No Broadband, No jobs
NEW REPORT Links Economic Hardship in Mississippi to Poor Internet Service
February 10, 2010 Jackson, Ms. New York, NY.— A new report by the Center for Social Inclusion (CSI) and MS NAACP shows how communities of color in Mississippi lack high speed internet access, like broadband. The Broadband in the Mississippi Delta report analyzes broadband availability and economic opportunity in Mississippi and the impact it has on communities of color. With far too little Internet access in communities of color, hundreds of thousands are effectively prevented from contributing to the economy.
“Closing the Internet divide will create more jobs. By simply committing to bring greater broadband service to where it’s needed most, we can open up communities across Mississippi to a more promising economic future,” said Brittny Saunders, Senior Advocate of the Center for Social Inclusion. CSI issued the report with MS NAACP as part of CSI’s larger initiative to monitor how federal dollars for broadband investment are allocated and implemented.
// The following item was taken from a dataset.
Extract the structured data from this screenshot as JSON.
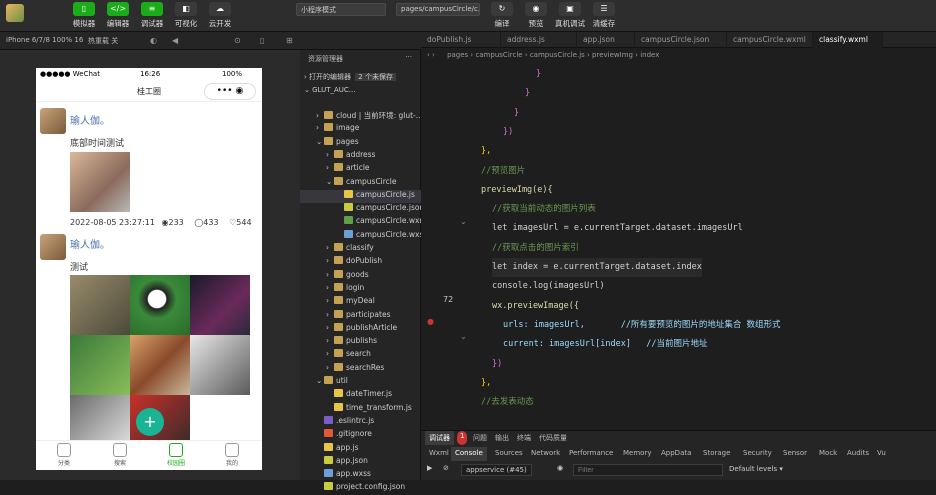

Findings within Broadband in the Mississippi Delta show that:
• In areas with zero access to high speed Internet, communities of color are the majority.
• Jobs and Internet access go hand in hand. Zip codes with eight or more Internet providers average 13,212 jobs. But in places with less than four Internet providers the number of jobs falls dramatically to 646, a 95% drop.
• Of 124 applications to federal programs for expanding broadband access in Mississippi, not one has been funded. 87 were rejected and 37 are still awaiting a decision.
“Broadband access is essential for the Mississippi Delta to thrive in a 21st century economy. Resources must be directed to ensure that poorly-connected communities in Mississippi, which are often communities of color, have quality access,” said Derrick Johnson, State President, Mississippi NAACP.
New federal resources under the Broadband Technology Opportunities Program will be available this year. In addition, the Federal Communications Commission (“FCC”) is in the process of developing a national broadband plan. Under the Recovery Act, this plan must guarantee all Americans access to broadband capability.
Broadband in the Mississippi Delta Report Recommendations:
• Prioritize affordability of high speed Internet.
• Meet the goals of the American Recovery and Reinvestment Act by building broadband infrastructure in communities hit hardest by the recession.
• Improve transparency regarding broadband availability and ARRA grant decisions.
The Center for Social Inclusion works to unite public policy research and grassroots advocacy to transform structural inequality and exclusion into structural fairness and inclusion. We work with community groups and national organizations to develop policy ideas, foster effective leadership, and develop communications tools for an opportunity-rich world in which we all will thrive.
Founded in 1909, the NAACP is the nation’s oldest and largest civil rights organization. Its adult and youth members throughout the United States and the world are the premier advocates for civil rights in their communities, conducting voter mobilization and monitoring equal opportunity in the public and private sectors.
Center for Social Inclusion
Press Contact for this report:
65 Broadway, Suite 1800
New York, NY 10006
(425) 591 8781
Mississippi State Conference NAACP
Press contact: Derrick Johnson, State President
West J.R. Lynch Street
Jackson, MS 39203
To view report: Broadband in the Mississippi Delta